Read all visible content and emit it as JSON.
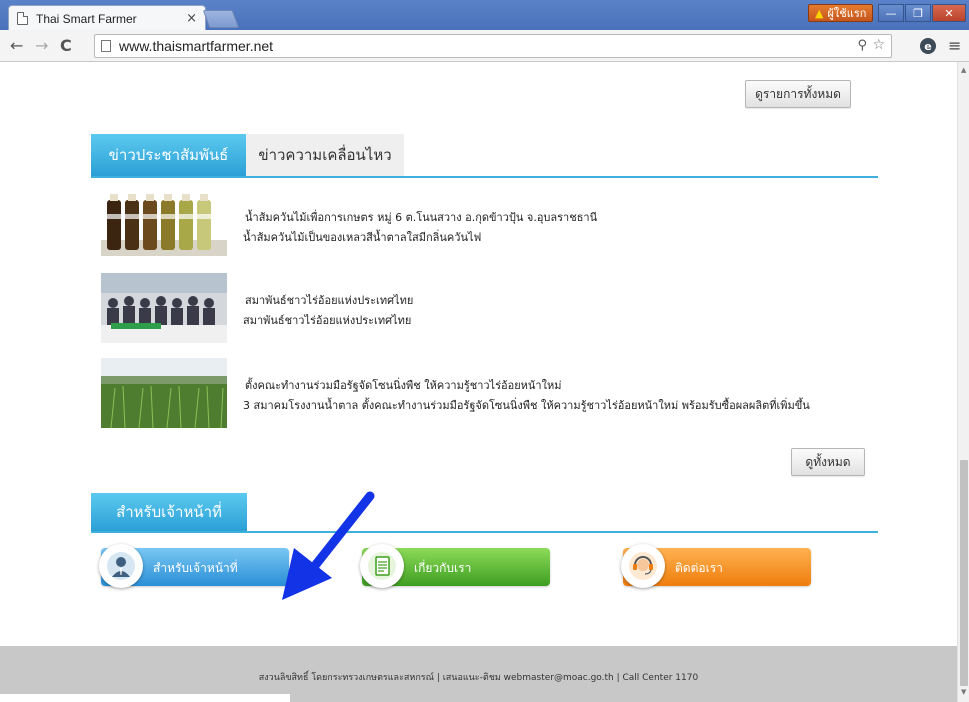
{
  "browser": {
    "tab_title": "Thai Smart Farmer",
    "tab_close": "×",
    "user_label": "ผู้ใช้แรก",
    "url": "www.thaismartfarmer.net",
    "window_controls": {
      "minimize": "—",
      "maximize": "❐",
      "close": "✕"
    },
    "icons": {
      "back": "back-arrow-icon",
      "forward": "forward-arrow-icon",
      "reload": "reload-icon",
      "zoom": "magnifier-icon",
      "star": "star-icon",
      "extension": "extension-icon",
      "menu": "hamburger-menu-icon",
      "warning": "warning-icon"
    }
  },
  "page": {
    "view_all_top": "ดูรายการทั้งหมด",
    "news_tabs": [
      {
        "label": "ข่าวประชาสัมพันธ์",
        "active": true
      },
      {
        "label": "ข่าวความเคลื่อนไหว",
        "active": false
      }
    ],
    "news_items": [
      {
        "title": "น้ำส้มควันไม้เพื่อการเกษตร หมู่ 6 ต.โนนสวาง อ.กุดข้าวปุ้น จ.อุบลราชธานี",
        "desc": "น้ำส้มควันไม้เป็นของเหลวสีน้ำตาลใสมีกลิ่นควันไฟ"
      },
      {
        "title": "สมาพันธ์ชาวไร่อ้อยแห่งประเทศไทย",
        "desc": "สมาพันธ์ชาวไร่อ้อยแห่งประเทศไทย"
      },
      {
        "title": "ตั้งคณะทำงานร่วมมือรัฐจัดโซนนิ่งพืช ให้ความรู้ชาวไร่อ้อยหน้าใหม่",
        "desc": "3 สมาคมโรงงานน้ำตาล ตั้งคณะทำงานร่วมมือรัฐจัดโซนนิ่งพืช ให้ความรู้ชาวไร่อ้อยหน้าใหม่ พร้อมรับซื้อผลผลิตที่เพิ่มขึ้น"
      }
    ],
    "view_all_bottom": "ดูทั้งหมด",
    "officer_section_title": "สำหรับเจ้าหน้าที่",
    "buttons": [
      {
        "label": "สำหรับเจ้าหน้าที่",
        "icon": "officer-person-icon"
      },
      {
        "label": "เกี่ยวกับเรา",
        "icon": "document-icon"
      },
      {
        "label": "ติดต่อเรา",
        "icon": "headset-support-icon"
      }
    ],
    "footer": "สงวนลิขสิทธิ์ โดยกระทรวงเกษตรและสหกรณ์ | เสนอแนะ-ติชม webmaster@moac.go.th | Call Center 1170"
  },
  "colors": {
    "tab_active": "#2ba0d6",
    "btn_officer": "#2a8fd6",
    "btn_about": "#3e9e21",
    "btn_contact": "#ee7d0c",
    "annotation_arrow": "#1233e6"
  }
}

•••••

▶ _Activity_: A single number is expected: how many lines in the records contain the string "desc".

▶ _Written solution_: 3